Cardinal Seán P. O'Malley celebrates the Mass of Thanksgiving for all involved in child protection and safe environment efforts in the Archdiocese of Boston June 10 at Our Lady Help of Christians Church in Newton. The Mass marked the 10th anniversary of the USCCB Charter for the Protection of Children and Young People and was an opportunity to thank all who have helped the Archdiocese in the implementation of the Charter as volunteers and as staff. Pilot photo/Gregory L. Tracy
NEWTON -- Cardinal Seán P. O'Malley was joined by parish child protection volunteers and others committed to child safety at a Mass to commemorate the 10th anniversary of the Charter for the Protection of Children and Young People June 10 at Our Lady Help of Christians Church.
"This Eucharist today is offered in a very special way for our diocese, for all of those who have been harmed by sexual abuse, and for all of the generous and dedicated volunteers whose countless hours of work have helped to make our churches safe places for children," the cardinal said in his homily.
Established at a meeting of bishops in Dallas in June 2002 as a national response to the clergy abuse scandal, the charter provides direction nationally from the USCCB used to protect children and young people on a local level. In the charter, the United States Conference of Catholic Bishops provided procedures and guidelines for reconciliation, for healing, for accountability, for prevention of future acts of abuse, and for addressing allegations of sexual abuse of minors.

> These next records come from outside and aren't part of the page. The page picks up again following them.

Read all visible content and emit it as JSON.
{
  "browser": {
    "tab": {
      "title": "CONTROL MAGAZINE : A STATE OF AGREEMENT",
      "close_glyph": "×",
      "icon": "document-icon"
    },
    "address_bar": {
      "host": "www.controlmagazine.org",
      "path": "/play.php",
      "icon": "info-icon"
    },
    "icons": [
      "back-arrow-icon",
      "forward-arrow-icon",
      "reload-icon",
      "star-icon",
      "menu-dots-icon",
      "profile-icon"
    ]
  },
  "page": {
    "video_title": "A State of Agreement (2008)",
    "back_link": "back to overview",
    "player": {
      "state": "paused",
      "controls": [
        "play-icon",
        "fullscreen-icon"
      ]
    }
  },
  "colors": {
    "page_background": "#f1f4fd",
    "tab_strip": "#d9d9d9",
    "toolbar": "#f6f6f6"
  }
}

It directs actions for Catholic institutions to work in: create safe environments for children and young people, address healing and reconciliation of victims and survivors, make prompt and effective responses to allegations, cooperate with civil authorities, and contribute to the disciplining of offenders.
The charter guides Catholic institutions in providing accountability for the future to ensure continued effective action against the problem, unified through a national Secretariat of Child and Youth Protection and a National Review Board.
"The Catholic Church, the Catholic people are committed to making our parishes, schools, and agencies as safe as possible for our children," Cardinal O'Malley said.
The USCCB created the guidelines 18 months after the clergy abuse crisis broke in Boston. Victims all over the country came forward at the time with more allegations, as the issue gained national momentum.
The bishops adopted the charter, approved a set of norms to enforce implementation in all dioceses, and established national offices to monitor compliance and recommend further actions.
"We have invested huge amounts of time and resources into child protection programs. We have tried to reach out to those who have been harmed by the sexual abuse of minors in our Church," the cardinal said.
The Mass brought together workers involved in the protection of children and young people throughout the archdiocese.
"The most important aspects of our child protection program are the screening and education, made possible because of the thousands of volunteers in our parishes and schools that tirelessly work on behalf of child safety," the cardinal said.
The cardinal pointed to a need for vigilance in defending children and young people in the Church and throughout society.
"It is a terrible problem in our society. The tragic history of our archdiocese has galvanized the Catholic community to do more, and it is paying off. Our parishes are safer places for children. We are scrupulous in reporting all accusations, and conduct an annual outside audit to assess how we are following the diocesan and national policies around child protection," he said.
Following the homily, Cardinal O'Malley led the assembly in reciting a "Prayer of Thanksgiving" for all those involved in child protection efforts.
"Dear Lord, we pray that all children will be held safe in your love and protection," the cardinal prayed.
"Grant us the wisdom and strength to fulfill our responsibility to always shield them from harm, and to continue to grace us with caring advocates in all of our parishes, schools and agencies who implement our child safety programs," he continued.
The former president of Regis College and child psychologist Mary Jane England, who served in 2002 as a member of the Archdiocese of Boston's Blue-Ribbon Commission for the Protection of Children, was among those who attended the Mass.
"The cardinal made a clear promise to continue this work," she said.
The task force England worked on implemented some of the archdiocese's responses to the crisis, including training for Catholic school and religious education students to recognize signs of sexual abuse.
"This problem is not going to go away," she said.
"All children should be trained in recognizing it and knowing they can go for help," she added.
England also pointed to the need for continued initiatives against sexual abuse of children in the Church and in society.
"We cannot stop. It is not just 10 years and then we will stop. We must continue this work, and if we can get more people in the community involved, like the public schools, all the better for us to actually prevent any further child sexual abuse," she said.
She said she was pleased to see the participation in the Mass by people committed to protecting the children and young people of the archdiocese.
"We came together as a community, very involved and very committed to eliminating child sexual abuse," she said.
[Editor's note: A video of Cardinal O'Malley's homily at the Mass can be viewed at BostonCatholicVideos.com]